Records from a data source
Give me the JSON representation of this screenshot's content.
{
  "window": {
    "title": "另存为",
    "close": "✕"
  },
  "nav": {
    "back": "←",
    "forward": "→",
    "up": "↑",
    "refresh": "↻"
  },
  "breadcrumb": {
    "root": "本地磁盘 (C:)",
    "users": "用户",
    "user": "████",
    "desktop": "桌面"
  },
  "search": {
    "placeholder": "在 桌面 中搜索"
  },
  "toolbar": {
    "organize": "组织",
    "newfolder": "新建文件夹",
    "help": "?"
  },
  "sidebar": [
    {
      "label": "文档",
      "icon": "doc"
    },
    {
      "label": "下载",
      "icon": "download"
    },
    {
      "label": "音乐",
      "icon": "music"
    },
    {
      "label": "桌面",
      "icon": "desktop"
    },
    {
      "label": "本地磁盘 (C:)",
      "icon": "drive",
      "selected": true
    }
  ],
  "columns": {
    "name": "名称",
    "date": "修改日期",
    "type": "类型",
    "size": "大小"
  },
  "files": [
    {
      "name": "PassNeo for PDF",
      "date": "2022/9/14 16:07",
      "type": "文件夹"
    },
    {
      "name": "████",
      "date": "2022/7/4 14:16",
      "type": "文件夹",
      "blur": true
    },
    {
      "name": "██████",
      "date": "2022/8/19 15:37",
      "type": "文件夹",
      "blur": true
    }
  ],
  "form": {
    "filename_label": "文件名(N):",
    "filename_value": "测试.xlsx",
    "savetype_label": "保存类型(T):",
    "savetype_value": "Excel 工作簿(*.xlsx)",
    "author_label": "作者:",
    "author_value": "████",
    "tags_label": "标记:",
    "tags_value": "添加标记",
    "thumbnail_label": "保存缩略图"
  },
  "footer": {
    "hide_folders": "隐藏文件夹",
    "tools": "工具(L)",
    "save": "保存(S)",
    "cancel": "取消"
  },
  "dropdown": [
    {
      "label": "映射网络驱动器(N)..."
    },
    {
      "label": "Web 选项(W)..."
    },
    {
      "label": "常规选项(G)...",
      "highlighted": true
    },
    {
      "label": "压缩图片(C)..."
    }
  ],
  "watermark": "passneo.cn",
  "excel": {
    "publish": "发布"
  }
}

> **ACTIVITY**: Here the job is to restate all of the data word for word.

> **ANSWER BELOW**:
Give me the JSON representation of this screenshot's content.
{
  "window": {
    "title": "另存为",
    "close": "✕"
  },
  "nav": {
    "back": "←",
    "forward": "→",
    "up": "↑",
    "refresh": "↻"
  },
  "breadcrumb": {
    "root": "本地磁盘 (C:)",
    "users": "用户",
    "user": "████",
    "desktop": "桌面"
  },
  "search": {
    "placeholder": "在 桌面 中搜索"
  },
  "toolbar": {
    "organize": "组织",
    "newfolder": "新建文件夹",
    "help": "?"
  },
  "sidebar": [
    {
      "label": "文档",
      "icon": "doc"
    },
    {
      "label": "下载",
      "icon": "download"
    },
    {
      "label": "音乐",
      "icon": "music"
    },
    {
      "label": "桌面",
      "icon": "desktop"
    },
    {
      "label": "本地磁盘 (C:)",
      "icon": "drive",
      "selected": true
    }
  ],
  "columns": {
    "name": "名称",
    "date": "修改日期",
    "type": "类型",
    "size": "大小"
  },
  "files": [
    {
      "name": "PassNeo for PDF",
      "date": "2022/9/14 16:07",
      "type": "文件夹"
    },
    {
      "name": "████",
      "date": "2022/7/4 14:16",
      "type": "文件夹",
      "blur": true
    },
    {
      "name": "██████",
      "date": "2022/8/19 15:37",
      "type": "文件夹",
      "blur": true
    }
  ],
  "form": {
    "filename_label": "文件名(N):",
    "filename_value": "测试.xlsx",
    "savetype_label": "保存类型(T):",
    "savetype_value": "Excel 工作簿(*.xlsx)",
    "author_label": "作者:",
    "author_value": "████",
    "tags_label": "标记:",
    "tags_value": "添加标记",
    "thumbnail_label": "保存缩略图"
  },
  "footer": {
    "hide_folders": "隐藏文件夹",
    "tools": "工具(L)",
    "save": "保存(S)",
    "cancel": "取消"
  },
  "dropdown": [
    {
      "label": "映射网络驱动器(N)..."
    },
    {
      "label": "Web 选项(W)..."
    },
    {
      "label": "常规选项(G)...",
      "highlighted": true
    },
    {
      "label": "压缩图片(C)..."
    }
  ],
  "watermark": "passneo.cn",
  "excel": {
    "publish": "发布"
  }
}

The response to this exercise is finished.